One way to say Pachner's theorem is that there is a ''graph'' of triangulations of $N$, and it is connected. Specifically, the vertices of this graph consist of triangulations of $N$ taken up to the equivalence that two triangulations are equivalent if there is an automorphism of $N$ sending one triangulation to the other. The edges of this graph are the Pachner moves.

This formulation hints at an idea. Is there a useful notion of "Pachner complex"?

Of course this would lead to many further questions such as what geometric / topological properties does such a complex have, is it contractible for instance, are there "short" paths connecting any two points in the complex, and so on.

I'm curious if people have a sense for what such a Pachner complex should be. For example, some Pachner moves commute in the sense that the subcomplexes $C_1, C_2 \subset N$ are disjoint, so you can apply the Pachner moves independantly of each other. Presumably this should give rise to a "square" in any reasonable Pachner complex.

This feels related to the kind of complexes that Waldhausen and Hatcher used to use in the 70's but it's also a little different.
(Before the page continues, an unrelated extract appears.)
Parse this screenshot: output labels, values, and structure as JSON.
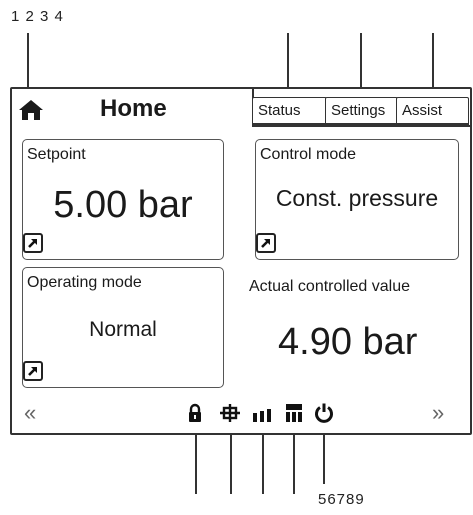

- Udo Pachner, P.L. homeomorphic manifolds are equivalent by elementary shellings, European J. Combin. 12 (1991), 129–145.